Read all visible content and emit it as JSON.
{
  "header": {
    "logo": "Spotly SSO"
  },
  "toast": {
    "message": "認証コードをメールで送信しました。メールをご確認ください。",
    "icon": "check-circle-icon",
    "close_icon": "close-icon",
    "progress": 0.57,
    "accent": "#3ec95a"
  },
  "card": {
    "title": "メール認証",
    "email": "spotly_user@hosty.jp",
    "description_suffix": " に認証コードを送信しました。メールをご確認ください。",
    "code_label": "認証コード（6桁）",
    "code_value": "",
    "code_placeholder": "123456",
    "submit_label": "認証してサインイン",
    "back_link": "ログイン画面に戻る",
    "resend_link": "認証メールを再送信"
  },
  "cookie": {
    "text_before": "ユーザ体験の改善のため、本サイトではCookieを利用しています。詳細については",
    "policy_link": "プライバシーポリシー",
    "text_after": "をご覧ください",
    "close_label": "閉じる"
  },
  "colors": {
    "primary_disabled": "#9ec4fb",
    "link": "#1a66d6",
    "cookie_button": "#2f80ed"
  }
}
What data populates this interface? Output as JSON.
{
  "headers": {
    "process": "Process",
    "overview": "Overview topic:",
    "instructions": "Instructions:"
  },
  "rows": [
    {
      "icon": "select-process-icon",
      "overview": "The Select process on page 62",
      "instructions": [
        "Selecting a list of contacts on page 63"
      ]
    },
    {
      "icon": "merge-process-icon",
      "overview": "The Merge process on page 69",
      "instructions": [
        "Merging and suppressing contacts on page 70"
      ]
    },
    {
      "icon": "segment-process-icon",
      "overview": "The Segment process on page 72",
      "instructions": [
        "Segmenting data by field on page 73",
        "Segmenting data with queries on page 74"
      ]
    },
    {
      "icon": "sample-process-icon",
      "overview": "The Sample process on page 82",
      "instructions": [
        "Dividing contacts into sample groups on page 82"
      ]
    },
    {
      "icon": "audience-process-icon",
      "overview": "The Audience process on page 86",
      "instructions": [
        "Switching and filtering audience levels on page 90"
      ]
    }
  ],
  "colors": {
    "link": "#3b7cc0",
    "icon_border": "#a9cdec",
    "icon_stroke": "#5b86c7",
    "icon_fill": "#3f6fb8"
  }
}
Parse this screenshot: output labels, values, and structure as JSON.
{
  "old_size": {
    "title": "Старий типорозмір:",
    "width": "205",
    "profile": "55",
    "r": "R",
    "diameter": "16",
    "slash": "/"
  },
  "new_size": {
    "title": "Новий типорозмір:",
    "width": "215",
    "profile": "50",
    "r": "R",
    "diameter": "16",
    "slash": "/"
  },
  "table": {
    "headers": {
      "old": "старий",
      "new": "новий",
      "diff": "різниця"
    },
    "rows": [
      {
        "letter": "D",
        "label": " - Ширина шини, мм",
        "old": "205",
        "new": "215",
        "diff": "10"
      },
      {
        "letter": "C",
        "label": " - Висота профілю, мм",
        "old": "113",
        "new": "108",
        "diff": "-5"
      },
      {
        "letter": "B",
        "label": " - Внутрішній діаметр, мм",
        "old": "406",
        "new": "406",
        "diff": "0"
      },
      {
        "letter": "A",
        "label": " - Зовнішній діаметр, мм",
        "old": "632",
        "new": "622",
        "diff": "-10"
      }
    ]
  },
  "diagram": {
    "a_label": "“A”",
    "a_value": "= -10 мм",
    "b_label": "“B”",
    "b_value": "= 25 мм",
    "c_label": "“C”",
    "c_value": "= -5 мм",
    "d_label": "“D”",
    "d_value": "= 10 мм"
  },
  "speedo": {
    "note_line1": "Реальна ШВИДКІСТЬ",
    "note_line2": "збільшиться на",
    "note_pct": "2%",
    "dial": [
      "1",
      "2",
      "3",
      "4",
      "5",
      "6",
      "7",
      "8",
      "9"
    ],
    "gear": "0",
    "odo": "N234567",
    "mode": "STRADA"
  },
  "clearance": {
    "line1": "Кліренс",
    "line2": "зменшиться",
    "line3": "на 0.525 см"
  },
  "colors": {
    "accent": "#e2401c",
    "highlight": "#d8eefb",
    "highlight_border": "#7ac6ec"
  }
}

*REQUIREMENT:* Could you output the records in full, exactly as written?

*OUTPUT OF THE EXERCISE:*
Read all visible content and emit it as JSON.
{
  "header": {
    "logo": "Spotly SSO"
  },
  "toast": {
    "message": "認証コードをメールで送信しました。メールをご確認ください。",
    "icon": "check-circle-icon",
    "close_icon": "close-icon",
    "progress": 0.57,
    "accent": "#3ec95a"
  },
  "card": {
    "title": "メール認証",
    "email": "spotly_user@hosty.jp",
    "description_suffix": " に認証コードを送信しました。メールをご確認ください。",
    "code_label": "認証コード（6桁）",
    "code_value": "",
    "code_placeholder": "123456",
    "submit_label": "認証してサインイン",
    "back_link": "ログイン画面に戻る",
    "resend_link": "認証メールを再送信"
  },
  "cookie": {
    "text_before": "ユーザ体験の改善のため、本サイトではCookieを利用しています。詳細については",
    "policy_link": "プライバシーポリシー",
    "text_after": "をご覧ください",
    "close_label": "閉じる"
  },
  "colors": {
    "primary_disabled": "#9ec4fb",
    "link": "#1a66d6",
    "cookie_button": "#2f80ed"
  }
}
What data populates this interface? Output as JSON.
{
  "headers": {
    "process": "Process",
    "overview": "Overview topic:",
    "instructions": "Instructions:"
  },
  "rows": [
    {
      "icon": "select-process-icon",
      "overview": "The Select process on page 62",
      "instructions": [
        "Selecting a list of contacts on page 63"
      ]
    },
    {
      "icon": "merge-process-icon",
      "overview": "The Merge process on page 69",
      "instructions": [
        "Merging and suppressing contacts on page 70"
      ]
    },
    {
      "icon": "segment-process-icon",
      "overview": "The Segment process on page 72",
      "instructions": [
        "Segmenting data by field on page 73",
        "Segmenting data with queries on page 74"
      ]
    },
    {
      "icon": "sample-process-icon",
      "overview": "The Sample process on page 82",
      "instructions": [
        "Dividing contacts into sample groups on page 82"
      ]
    },
    {
      "icon": "audience-process-icon",
      "overview": "The Audience process on page 86",
      "instructions": [
        "Switching and filtering audience levels on page 90"
      ]
    }
  ],
  "colors": {
    "link": "#3b7cc0",
    "icon_border": "#a9cdec",
    "icon_stroke": "#5b86c7",
    "icon_fill": "#3f6fb8"
  }
}
Parse this screenshot: output labels, values, and structure as JSON.
{
  "old_size": {
    "title": "Старий типорозмір:",
    "width": "205",
    "profile": "55",
    "r": "R",
    "diameter": "16",
    "slash": "/"
  },
  "new_size": {
    "title": "Новий типорозмір:",
    "width": "215",
    "profile": "50",
    "r": "R",
    "diameter": "16",
    "slash": "/"
  },
  "table": {
    "headers": {
      "old": "старий",
      "new": "новий",
      "diff": "різниця"
    },
    "rows": [
      {
        "letter": "D",
        "label": " - Ширина шини, мм",
        "old": "205",
        "new": "215",
        "diff": "10"
      },
      {
        "letter": "C",
        "label": " - Висота профілю, мм",
        "old": "113",
        "new": "108",
        "diff": "-5"
      },
      {
        "letter": "B",
        "label": " - Внутрішній діаметр, мм",
        "old": "406",
        "new": "406",
        "diff": "0"
      },
      {
        "letter": "A",
        "label": " - Зовнішній діаметр, мм",
        "old": "632",
        "new": "622",
        "diff": "-10"
      }
    ]
  },
  "diagram": {
    "a_label": "“A”",
    "a_value": "= -10 мм",
    "b_label": "“B”",
    "b_value": "= 25 мм",
    "c_label": "“C”",
    "c_value": "= -5 мм",
    "d_label": "“D”",
    "d_value": "= 10 мм"
  },
  "speedo": {
    "note_line1": "Реальна ШВИДКІСТЬ",
    "note_line2": "збільшиться на",
    "note_pct": "2%",
    "dial": [
      "1",
      "2",
      "3",
      "4",
      "5",
      "6",
      "7",
      "8",
      "9"
    ],
    "gear": "0",
    "odo": "N234567",
    "mode": "STRADA"
  },
  "clearance": {
    "line1": "Кліренс",
    "line2": "зменшиться",
    "line3": "на 0.525 см"
  },
  "colors": {
    "accent": "#e2401c",
    "highlight": "#d8eefb",
    "highlight_border": "#7ac6ec"
  }
}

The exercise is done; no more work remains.